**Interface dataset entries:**
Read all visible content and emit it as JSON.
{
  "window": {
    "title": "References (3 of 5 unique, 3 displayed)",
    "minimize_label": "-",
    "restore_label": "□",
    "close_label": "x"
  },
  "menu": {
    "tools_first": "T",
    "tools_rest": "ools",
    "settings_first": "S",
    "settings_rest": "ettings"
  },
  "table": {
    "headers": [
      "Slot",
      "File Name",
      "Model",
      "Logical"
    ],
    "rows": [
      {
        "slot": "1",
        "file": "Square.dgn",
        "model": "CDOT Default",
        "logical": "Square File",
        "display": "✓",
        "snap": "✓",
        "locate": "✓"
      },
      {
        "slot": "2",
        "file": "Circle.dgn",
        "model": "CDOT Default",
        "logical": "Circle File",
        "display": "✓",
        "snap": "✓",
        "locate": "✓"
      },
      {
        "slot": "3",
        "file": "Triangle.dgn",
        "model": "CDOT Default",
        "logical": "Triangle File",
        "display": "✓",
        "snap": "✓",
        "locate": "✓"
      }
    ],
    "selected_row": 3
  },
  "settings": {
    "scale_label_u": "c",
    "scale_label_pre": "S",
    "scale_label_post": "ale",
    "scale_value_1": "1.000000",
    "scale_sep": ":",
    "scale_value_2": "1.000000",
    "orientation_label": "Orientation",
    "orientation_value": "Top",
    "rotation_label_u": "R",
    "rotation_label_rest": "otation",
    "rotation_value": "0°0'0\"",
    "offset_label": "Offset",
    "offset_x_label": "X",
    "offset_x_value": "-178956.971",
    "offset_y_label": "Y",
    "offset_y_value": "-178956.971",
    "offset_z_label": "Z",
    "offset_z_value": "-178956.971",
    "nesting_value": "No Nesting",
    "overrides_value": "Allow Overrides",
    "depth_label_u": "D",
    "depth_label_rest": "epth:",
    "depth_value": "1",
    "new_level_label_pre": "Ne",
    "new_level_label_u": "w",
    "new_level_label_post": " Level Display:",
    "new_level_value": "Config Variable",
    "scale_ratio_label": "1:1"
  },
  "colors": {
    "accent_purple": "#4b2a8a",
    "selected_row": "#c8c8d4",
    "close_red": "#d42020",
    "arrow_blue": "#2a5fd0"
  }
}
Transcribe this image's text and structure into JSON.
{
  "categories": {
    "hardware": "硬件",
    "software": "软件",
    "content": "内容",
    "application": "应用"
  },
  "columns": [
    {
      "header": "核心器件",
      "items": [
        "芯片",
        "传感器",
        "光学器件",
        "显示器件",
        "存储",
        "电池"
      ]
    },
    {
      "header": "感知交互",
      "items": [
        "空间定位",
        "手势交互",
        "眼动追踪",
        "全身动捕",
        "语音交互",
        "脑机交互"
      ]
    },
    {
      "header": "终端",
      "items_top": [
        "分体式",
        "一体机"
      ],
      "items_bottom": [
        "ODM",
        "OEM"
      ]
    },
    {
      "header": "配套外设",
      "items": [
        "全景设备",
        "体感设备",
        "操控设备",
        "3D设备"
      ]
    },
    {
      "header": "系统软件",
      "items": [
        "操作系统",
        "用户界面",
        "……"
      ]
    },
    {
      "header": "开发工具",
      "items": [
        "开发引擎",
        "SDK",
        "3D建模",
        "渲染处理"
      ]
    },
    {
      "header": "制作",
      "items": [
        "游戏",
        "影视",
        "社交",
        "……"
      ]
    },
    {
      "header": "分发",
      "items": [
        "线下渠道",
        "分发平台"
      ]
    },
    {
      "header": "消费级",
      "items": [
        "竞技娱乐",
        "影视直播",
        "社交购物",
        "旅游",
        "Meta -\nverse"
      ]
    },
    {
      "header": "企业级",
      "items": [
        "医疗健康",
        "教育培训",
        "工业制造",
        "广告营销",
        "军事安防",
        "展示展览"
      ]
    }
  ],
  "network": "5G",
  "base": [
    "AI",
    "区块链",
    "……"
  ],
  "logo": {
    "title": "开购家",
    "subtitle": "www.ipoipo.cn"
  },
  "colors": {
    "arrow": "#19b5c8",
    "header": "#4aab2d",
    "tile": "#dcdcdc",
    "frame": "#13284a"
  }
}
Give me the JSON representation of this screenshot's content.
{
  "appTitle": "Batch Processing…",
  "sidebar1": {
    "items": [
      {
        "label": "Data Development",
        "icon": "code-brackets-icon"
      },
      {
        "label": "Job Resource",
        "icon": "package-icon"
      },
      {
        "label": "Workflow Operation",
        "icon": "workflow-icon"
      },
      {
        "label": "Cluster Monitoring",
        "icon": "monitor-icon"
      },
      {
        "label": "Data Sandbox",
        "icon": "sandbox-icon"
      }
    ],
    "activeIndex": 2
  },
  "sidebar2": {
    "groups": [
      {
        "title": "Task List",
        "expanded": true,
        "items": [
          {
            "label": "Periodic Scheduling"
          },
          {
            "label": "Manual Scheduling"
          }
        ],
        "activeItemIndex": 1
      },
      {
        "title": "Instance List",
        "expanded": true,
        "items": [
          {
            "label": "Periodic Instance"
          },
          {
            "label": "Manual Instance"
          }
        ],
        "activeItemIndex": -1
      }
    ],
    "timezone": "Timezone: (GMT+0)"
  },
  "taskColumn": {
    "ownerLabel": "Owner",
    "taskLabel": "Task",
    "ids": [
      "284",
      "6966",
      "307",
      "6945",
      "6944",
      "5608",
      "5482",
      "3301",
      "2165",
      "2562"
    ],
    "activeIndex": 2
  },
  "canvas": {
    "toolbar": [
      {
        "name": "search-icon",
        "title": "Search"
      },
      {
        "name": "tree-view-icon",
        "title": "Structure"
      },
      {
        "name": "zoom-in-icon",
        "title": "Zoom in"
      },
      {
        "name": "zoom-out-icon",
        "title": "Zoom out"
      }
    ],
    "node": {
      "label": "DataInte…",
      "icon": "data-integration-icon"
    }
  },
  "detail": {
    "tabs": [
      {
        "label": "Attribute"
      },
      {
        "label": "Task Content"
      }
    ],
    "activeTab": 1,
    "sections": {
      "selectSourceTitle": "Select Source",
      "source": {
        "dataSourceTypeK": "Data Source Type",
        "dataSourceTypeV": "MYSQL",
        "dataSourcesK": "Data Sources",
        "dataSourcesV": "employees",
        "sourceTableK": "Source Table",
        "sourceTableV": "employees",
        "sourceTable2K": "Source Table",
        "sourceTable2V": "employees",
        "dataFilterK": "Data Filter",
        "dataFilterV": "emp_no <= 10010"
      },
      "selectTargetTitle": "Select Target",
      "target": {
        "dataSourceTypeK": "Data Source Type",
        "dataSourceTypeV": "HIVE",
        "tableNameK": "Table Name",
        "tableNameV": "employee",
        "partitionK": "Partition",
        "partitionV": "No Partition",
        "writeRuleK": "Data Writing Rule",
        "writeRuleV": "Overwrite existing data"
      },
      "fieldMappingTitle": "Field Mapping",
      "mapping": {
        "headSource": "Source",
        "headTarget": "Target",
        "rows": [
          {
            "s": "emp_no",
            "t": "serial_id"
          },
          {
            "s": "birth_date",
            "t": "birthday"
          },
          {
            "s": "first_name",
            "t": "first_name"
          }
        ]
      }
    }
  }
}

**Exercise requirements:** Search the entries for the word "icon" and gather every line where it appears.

**Worked solution:**
        "icon": "code-brackets-icon"
        "icon": "package-icon"
        "icon": "workflow-icon"
        "icon": "monitor-icon"
        "icon": "sandbox-icon"
        "name": "search-icon",
        "name": "tree-view-icon",
        "name": "zoom-in-icon",
        "name": "zoom-out-icon",
      "icon": "data-integration-icon"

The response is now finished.